(Dataset entries):
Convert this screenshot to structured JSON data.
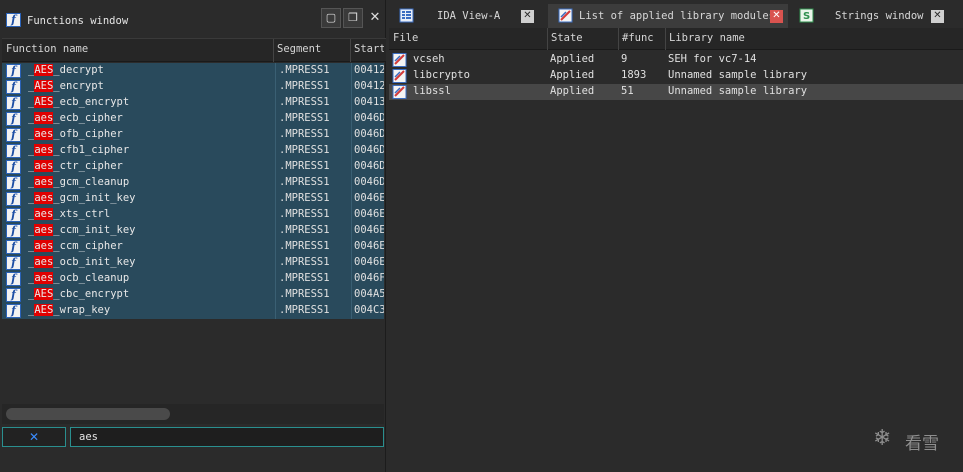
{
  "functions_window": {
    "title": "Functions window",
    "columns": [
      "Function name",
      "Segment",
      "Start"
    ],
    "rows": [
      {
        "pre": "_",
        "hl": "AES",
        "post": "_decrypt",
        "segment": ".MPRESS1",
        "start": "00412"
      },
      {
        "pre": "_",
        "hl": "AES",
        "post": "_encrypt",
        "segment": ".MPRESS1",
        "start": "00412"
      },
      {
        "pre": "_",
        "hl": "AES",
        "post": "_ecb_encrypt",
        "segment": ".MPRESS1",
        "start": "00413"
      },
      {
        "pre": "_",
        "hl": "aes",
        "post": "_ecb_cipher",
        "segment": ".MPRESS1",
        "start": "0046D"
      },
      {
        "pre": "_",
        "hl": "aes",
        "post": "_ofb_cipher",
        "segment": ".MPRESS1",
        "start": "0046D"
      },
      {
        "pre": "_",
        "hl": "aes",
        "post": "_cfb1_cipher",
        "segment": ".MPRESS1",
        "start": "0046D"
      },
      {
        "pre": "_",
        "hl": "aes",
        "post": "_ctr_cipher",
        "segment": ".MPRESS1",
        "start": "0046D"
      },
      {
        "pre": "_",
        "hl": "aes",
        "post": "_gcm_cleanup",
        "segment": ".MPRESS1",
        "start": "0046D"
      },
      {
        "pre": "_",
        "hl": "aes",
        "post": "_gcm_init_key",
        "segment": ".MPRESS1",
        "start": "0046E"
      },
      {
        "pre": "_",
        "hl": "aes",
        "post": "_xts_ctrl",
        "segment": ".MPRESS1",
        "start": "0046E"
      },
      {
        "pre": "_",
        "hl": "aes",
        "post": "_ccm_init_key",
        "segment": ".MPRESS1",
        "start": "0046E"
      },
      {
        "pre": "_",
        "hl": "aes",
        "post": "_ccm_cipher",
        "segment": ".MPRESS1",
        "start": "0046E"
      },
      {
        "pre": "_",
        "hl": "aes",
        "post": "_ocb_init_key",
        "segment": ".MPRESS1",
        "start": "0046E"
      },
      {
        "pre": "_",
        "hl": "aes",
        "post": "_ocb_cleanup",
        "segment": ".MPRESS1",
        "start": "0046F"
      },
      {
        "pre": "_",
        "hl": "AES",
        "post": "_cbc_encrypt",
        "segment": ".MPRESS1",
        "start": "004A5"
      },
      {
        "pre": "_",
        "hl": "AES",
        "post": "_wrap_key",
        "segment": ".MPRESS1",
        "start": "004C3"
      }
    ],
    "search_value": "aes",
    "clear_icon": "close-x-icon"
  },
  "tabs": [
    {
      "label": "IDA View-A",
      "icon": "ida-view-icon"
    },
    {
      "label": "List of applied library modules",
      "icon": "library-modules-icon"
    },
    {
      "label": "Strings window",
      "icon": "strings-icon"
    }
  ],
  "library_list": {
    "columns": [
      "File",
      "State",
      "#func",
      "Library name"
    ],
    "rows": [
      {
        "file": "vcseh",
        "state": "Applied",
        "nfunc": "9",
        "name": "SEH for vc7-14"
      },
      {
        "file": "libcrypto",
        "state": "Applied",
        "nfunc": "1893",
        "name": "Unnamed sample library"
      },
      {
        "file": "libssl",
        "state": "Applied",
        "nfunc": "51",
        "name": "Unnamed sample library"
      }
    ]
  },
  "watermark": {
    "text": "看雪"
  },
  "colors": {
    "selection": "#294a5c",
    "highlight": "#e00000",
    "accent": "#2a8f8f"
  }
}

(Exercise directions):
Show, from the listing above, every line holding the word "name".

(Answer to the exercise):
      "Function name",
      "Library name"
        "name": "SEH for vc7-14"
        "name": "Unnamed sample library"
        "name": "Unnamed sample library"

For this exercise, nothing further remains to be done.